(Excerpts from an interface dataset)

*** Block opens ***

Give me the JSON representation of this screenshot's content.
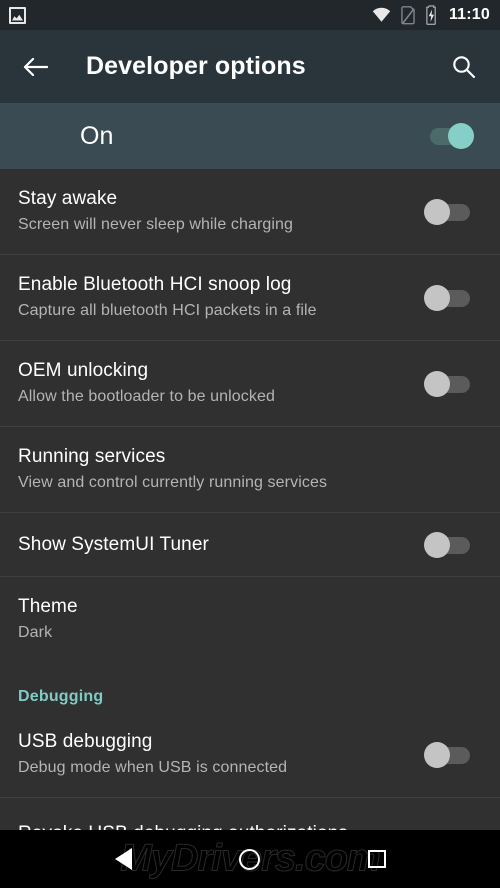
{
  "status_bar": {
    "notification_icon": "photo-icon",
    "wifi_icon": "wifi-icon",
    "sim_icon": "no-sim-icon",
    "battery_icon": "battery-charging-icon",
    "clock": "11:10"
  },
  "app_bar": {
    "back_icon": "back-arrow-icon",
    "title": "Developer options",
    "search_icon": "search-icon"
  },
  "master_switch": {
    "label": "On",
    "state": "on"
  },
  "settings": [
    {
      "title": "Stay awake",
      "subtitle": "Screen will never sleep while charging",
      "control": "switch",
      "state": "off"
    },
    {
      "title": "Enable Bluetooth HCI snoop log",
      "subtitle": "Capture all bluetooth HCI packets in a file",
      "control": "switch",
      "state": "off"
    },
    {
      "title": "OEM unlocking",
      "subtitle": "Allow the bootloader to be unlocked",
      "control": "switch",
      "state": "off"
    },
    {
      "title": "Running services",
      "subtitle": "View and control currently running services",
      "control": "none",
      "state": ""
    },
    {
      "title": "Show SystemUI Tuner",
      "subtitle": "",
      "control": "switch",
      "state": "off"
    },
    {
      "title": "Theme",
      "subtitle": "Dark",
      "control": "none",
      "state": ""
    }
  ],
  "debugging_section": {
    "header": "Debugging",
    "items": [
      {
        "title": "USB debugging",
        "subtitle": "Debug mode when USB is connected",
        "control": "switch",
        "state": "off"
      }
    ]
  },
  "cut_off_row": {
    "title": "Revoke USB debugging authorizations"
  },
  "nav_bar": {
    "back_icon": "nav-back-icon",
    "home_icon": "nav-home-icon",
    "recent_icon": "nav-recents-icon",
    "watermark": "MyDrivers.com"
  },
  "colors": {
    "accent_teal": "#80cbc4",
    "app_bar": "#2a353b",
    "master_row": "#3a4b53",
    "list_background": "#303030",
    "status_bar": "#21272b",
    "nav_bar": "#000000"
  }
}
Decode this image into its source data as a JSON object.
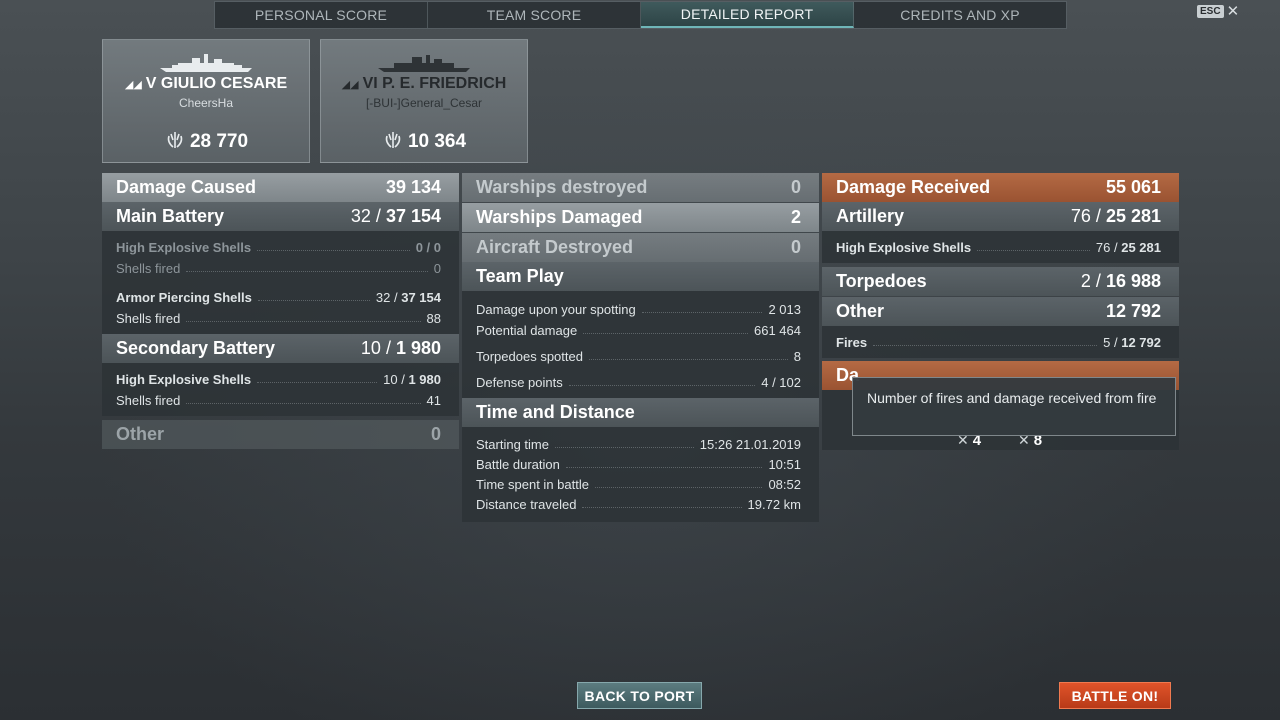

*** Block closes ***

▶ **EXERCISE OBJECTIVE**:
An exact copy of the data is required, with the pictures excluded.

▶ **RESPONSE**:
Give me the JSON representation of this screenshot's content.
{
  "status_bar": {
    "notification_icon": "photo-icon",
    "wifi_icon": "wifi-icon",
    "sim_icon": "no-sim-icon",
    "battery_icon": "battery-charging-icon",
    "clock": "11:10"
  },
  "app_bar": {
    "back_icon": "back-arrow-icon",
    "title": "Developer options",
    "search_icon": "search-icon"
  },
  "master_switch": {
    "label": "On",
    "state": "on"
  },
  "settings": [
    {
      "title": "Stay awake",
      "subtitle": "Screen will never sleep while charging",
      "control": "switch",
      "state": "off"
    },
    {
      "title": "Enable Bluetooth HCI snoop log",
      "subtitle": "Capture all bluetooth HCI packets in a file",
      "control": "switch",
      "state": "off"
    },
    {
      "title": "OEM unlocking",
      "subtitle": "Allow the bootloader to be unlocked",
      "control": "switch",
      "state": "off"
    },
    {
      "title": "Running services",
      "subtitle": "View and control currently running services",
      "control": "none",
      "state": ""
    },
    {
      "title": "Show SystemUI Tuner",
      "subtitle": "",
      "control": "switch",
      "state": "off"
    },
    {
      "title": "Theme",
      "subtitle": "Dark",
      "control": "none",
      "state": ""
    }
  ],
  "debugging_section": {
    "header": "Debugging",
    "items": [
      {
        "title": "USB debugging",
        "subtitle": "Debug mode when USB is connected",
        "control": "switch",
        "state": "off"
      }
    ]
  },
  "cut_off_row": {
    "title": "Revoke USB debugging authorizations"
  },
  "nav_bar": {
    "back_icon": "nav-back-icon",
    "home_icon": "nav-home-icon",
    "recent_icon": "nav-recents-icon",
    "watermark": "MyDrivers.com"
  },
  "colors": {
    "accent_teal": "#80cbc4",
    "app_bar": "#2a353b",
    "master_row": "#3a4b53",
    "list_background": "#303030",
    "status_bar": "#21272b",
    "nav_bar": "#000000"
  }
}
Decode this image into its source data as a JSON object.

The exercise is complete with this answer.